by | Dec 23, 2021 | Business Finance | 0 comments

While many businesses took a hit due to the pandemic, the effects continue to linger. The inflation that we are experiencing now significantly impacts many smaller companies’ business operations. A recent survey suggested that nearly seventy percent of those polled cited inflation as one of the main reasons why their businesses are struggling right now. Throw in supply chain issues as well, and it is easy to see why entrepreneurs are working to make it in this economy.

The primary problem with inflation for business owners is that goods and services are more expensive than they have been in some time, perhaps than they have ever been before. This prohibits businesses from purchasing what they need, and thus, their pricing reflects this. Higher prices equate to more hesitant customers. The cycle is indeed a vicious one, given the climate we are now facing in this country.

Can Businesses Cope with Inflation?

This is the question that has many business owners scratching their heads. After coming off of an abysmal year and the events that occurred in 2020 and 2021, figuring out how to deal with inflation is no easy task. In some instances, for some businesses, issues associated with inflation have even overtaken concerns surrounding COVID.

Again, the issue is pricing and how increased prices lead to consumers spending less. Not to mention, as goods and services have gone up in price and businesses have had to find ways to deal with the extra costs, it often has happened that they’ve had to cut back on staff. This shortage of employees adds to the already problematic scenario small businesses face.

Borrowing Money During Times of Crisis

One way numerous businesses have dealt with inflation in the past few months is to turn to commercial financing. Another recently conducted survey showed that nearly 50% of those asked said they’ve taken out a loan to handle the inflation they’re facing. And just over twenty percent polled said that they’ve been borrowing money regularly since the onset of the pandemic. These numbers are slightly higher than they would generally be, yet it makes perfect sense.

Experts suggest that the reason for the broader spread of borrowing by companies is simple: they need to stay in business. So, for example, a retail store has no choice but to purchase goods and inventory. Due to inflation, prices are higher. They may not have the extra cash on hand to accommodate these higher prices, so they turn to business funding to get the money they require. This enables that retailer to stay in business, and ultimately, upon selling their products, they can repay the loan.

One issue, as noted, is that retail stores have to increase prices in response to inflation-fueled circumstances. Some customers aren’t necessarily willing to pay more, though. So it does become about finding that balance between the market and what the business needs to survive.

Business Loans Are Helping

Last year, the average business loan was right around 70k. At the height of the Paycheck Protection Program, the average loan was just under 50k. The obvious conclusion is that businesses need money now. And they are consequently turning to lenders for help.

While loans are helping bail some small companies out during this challenging financial time, other contributing factors are still hurting small businesses, between labor shortages and supply chain issues. Many struggle to make ends meet.
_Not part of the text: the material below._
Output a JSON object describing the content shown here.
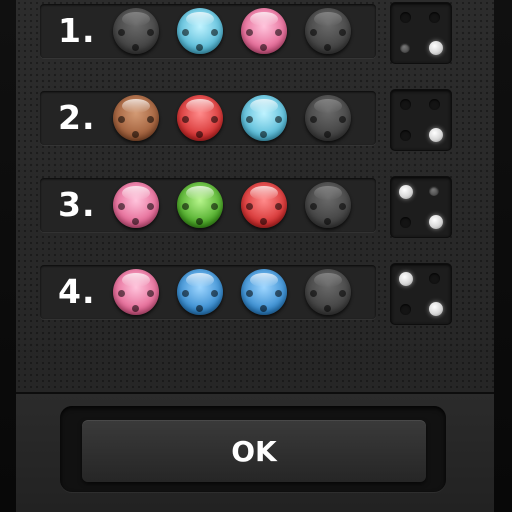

Given that wage pressures are tightening for some employers, the inflation issue is starting to impact their ability to operate effectively significantly.
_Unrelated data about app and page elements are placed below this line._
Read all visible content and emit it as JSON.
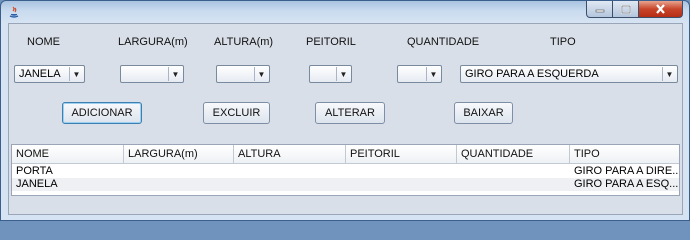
{
  "labels": {
    "nome": "NOME",
    "largura": "LARGURA(m)",
    "altura": "ALTURA(m)",
    "peitoril": "PEITORIL",
    "quantidade": "QUANTIDADE",
    "tipo": "TIPO"
  },
  "combos": {
    "nome": "JANELA",
    "largura": "",
    "altura": "",
    "peitoril": "",
    "quantidade": "",
    "tipo": "GIRO PARA A ESQUERDA"
  },
  "buttons": {
    "adicionar": "ADICIONAR",
    "excluir": "EXCLUIR",
    "alterar": "ALTERAR",
    "baixar": "BAIXAR"
  },
  "table": {
    "columns": [
      "NOME",
      "LARGURA(m)",
      "ALTURA",
      "PEITORIL",
      "QUANTIDADE",
      "TIPO"
    ],
    "rows": [
      [
        "PORTA",
        "",
        "",
        "",
        "",
        "GIRO PARA A DIRE..."
      ],
      [
        "JANELA",
        "",
        "",
        "",
        "",
        "GIRO PARA A ESQ..."
      ]
    ]
  },
  "icons": {
    "app": "java-app-icon",
    "minimize": "minimize-icon",
    "maximize": "maximize-icon",
    "close": "close-icon",
    "dropdown": "chevron-down-icon"
  },
  "colors": {
    "close_button": "#c8452b",
    "focus_border": "#3c7fb1"
  }
}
That said, it is not just smaller businesses that are being affected. Larger and midsize companies, with between 100 and 500 employees, are also hurting due to inflation issues. And they too are having to raise prices when many consumers are skittish about paying more given the current environment.

First Union Lending Wants to Help

Right now, for inflation to be impacting businesses in this way is particularly dire, as numerous small companies are still recovering from the brunt of the pandemic shutdowns. Whereas initially, organizations faced COVID fears, lockdowns, and a lack of customers, now they are dealing with a whole new set of problems—ones that can be just as crippling. There is inflation, of course, labor shortages, and supply chain issues on top of all of it. Small business owners are just trying to figure out how to weather the storm.

First Union is here to help! We get small businesses the money needed even during the most difficult times. With short-term loans, lines of credit and SBA loans, we have a funding solution specifically for your company. Call today!